He compares the Singaprean Dream to the collective definition of success bred by other countries like China and America. “For Singapore, this ‘dream’ provides the masses with a mental handlebar to guide them toward a better quality/standard of living. But that’s not to say it’s the only definition of success.”

For Beatrice and Nigel, the couple was (thankfully) never under any pressure to make the relationship work for the sake of the BTO, whether from their parents or each other.

“My dad gave this advice: don’t settle down with someone just for the sake of a house. You can always earn your money back, but you won’t be able to get your youth or happiness back the same way.”

She doesn’t advocate that millennials lock themselves to a set path. “Plans are just plans until you make them a reality. Even then, there are so many factors beyond our control. But that’s the beauty of it, isn’t it?”

Own Your Singaporean Dream, Whether That Includes Particpating In BTO Culture Or Not

The Singaporean Dream is not one size fits all. Conventional goals exist for a reason. It could be due to existing societal pressures from the previous generation, or practical perks that come with following a certain path. But choosing this path does not guarantee you happiness.

There’s absolutely nothing wrong with chasing the conventional Singaporean Dream or taking whatever alternate path you wish—as long as you are 100% sure that it’s what you want.

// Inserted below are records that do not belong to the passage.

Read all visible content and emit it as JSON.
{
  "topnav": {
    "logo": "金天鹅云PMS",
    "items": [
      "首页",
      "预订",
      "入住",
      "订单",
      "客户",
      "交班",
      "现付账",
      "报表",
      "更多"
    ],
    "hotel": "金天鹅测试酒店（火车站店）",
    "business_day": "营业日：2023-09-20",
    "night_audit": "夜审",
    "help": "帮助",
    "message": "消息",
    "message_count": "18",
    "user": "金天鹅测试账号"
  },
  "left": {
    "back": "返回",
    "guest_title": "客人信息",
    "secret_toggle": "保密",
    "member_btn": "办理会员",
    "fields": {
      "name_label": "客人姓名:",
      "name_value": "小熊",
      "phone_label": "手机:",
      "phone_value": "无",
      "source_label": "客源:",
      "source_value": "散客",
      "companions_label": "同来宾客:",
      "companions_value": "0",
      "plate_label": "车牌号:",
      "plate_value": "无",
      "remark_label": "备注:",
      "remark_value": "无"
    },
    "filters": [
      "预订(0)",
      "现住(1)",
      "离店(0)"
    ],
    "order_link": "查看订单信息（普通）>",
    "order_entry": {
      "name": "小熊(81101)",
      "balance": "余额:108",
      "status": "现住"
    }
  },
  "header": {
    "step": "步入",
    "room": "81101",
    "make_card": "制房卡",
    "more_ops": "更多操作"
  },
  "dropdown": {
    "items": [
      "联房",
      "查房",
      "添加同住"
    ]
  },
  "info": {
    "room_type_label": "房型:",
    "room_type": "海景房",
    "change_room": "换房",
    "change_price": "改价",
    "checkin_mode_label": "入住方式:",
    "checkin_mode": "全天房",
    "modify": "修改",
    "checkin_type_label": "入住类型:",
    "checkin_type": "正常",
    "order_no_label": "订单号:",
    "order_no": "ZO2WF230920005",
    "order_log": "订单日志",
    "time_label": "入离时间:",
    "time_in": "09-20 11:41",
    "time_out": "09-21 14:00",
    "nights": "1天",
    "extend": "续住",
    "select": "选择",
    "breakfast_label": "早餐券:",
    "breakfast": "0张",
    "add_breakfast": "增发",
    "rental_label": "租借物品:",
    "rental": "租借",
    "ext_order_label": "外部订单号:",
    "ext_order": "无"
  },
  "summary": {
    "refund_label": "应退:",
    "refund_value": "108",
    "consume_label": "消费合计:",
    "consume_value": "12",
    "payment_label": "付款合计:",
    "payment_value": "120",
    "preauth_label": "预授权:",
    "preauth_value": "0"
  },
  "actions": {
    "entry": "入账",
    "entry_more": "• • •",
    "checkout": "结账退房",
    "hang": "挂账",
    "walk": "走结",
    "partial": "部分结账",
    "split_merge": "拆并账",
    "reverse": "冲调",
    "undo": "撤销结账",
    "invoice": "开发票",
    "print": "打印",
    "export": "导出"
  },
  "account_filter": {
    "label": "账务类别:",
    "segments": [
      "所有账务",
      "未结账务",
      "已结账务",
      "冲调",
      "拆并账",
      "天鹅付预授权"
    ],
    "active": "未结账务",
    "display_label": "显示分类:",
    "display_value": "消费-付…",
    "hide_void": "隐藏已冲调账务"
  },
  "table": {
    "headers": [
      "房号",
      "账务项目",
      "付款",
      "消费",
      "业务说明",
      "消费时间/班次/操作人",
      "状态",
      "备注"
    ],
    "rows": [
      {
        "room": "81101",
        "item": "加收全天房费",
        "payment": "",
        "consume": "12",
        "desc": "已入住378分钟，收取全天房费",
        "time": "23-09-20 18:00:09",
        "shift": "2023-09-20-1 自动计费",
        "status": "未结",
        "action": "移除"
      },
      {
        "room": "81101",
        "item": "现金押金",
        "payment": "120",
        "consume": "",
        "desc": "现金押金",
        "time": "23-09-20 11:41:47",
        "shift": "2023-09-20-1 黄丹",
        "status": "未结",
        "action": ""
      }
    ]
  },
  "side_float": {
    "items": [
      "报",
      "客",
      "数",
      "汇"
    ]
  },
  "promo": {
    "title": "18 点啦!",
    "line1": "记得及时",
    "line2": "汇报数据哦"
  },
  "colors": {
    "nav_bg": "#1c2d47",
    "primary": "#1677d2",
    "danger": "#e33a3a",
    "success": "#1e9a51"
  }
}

Cover: Source

Also read:

The BTO Talk: Why A Pricey, Huge Wedding Ceremony Isn’t For Me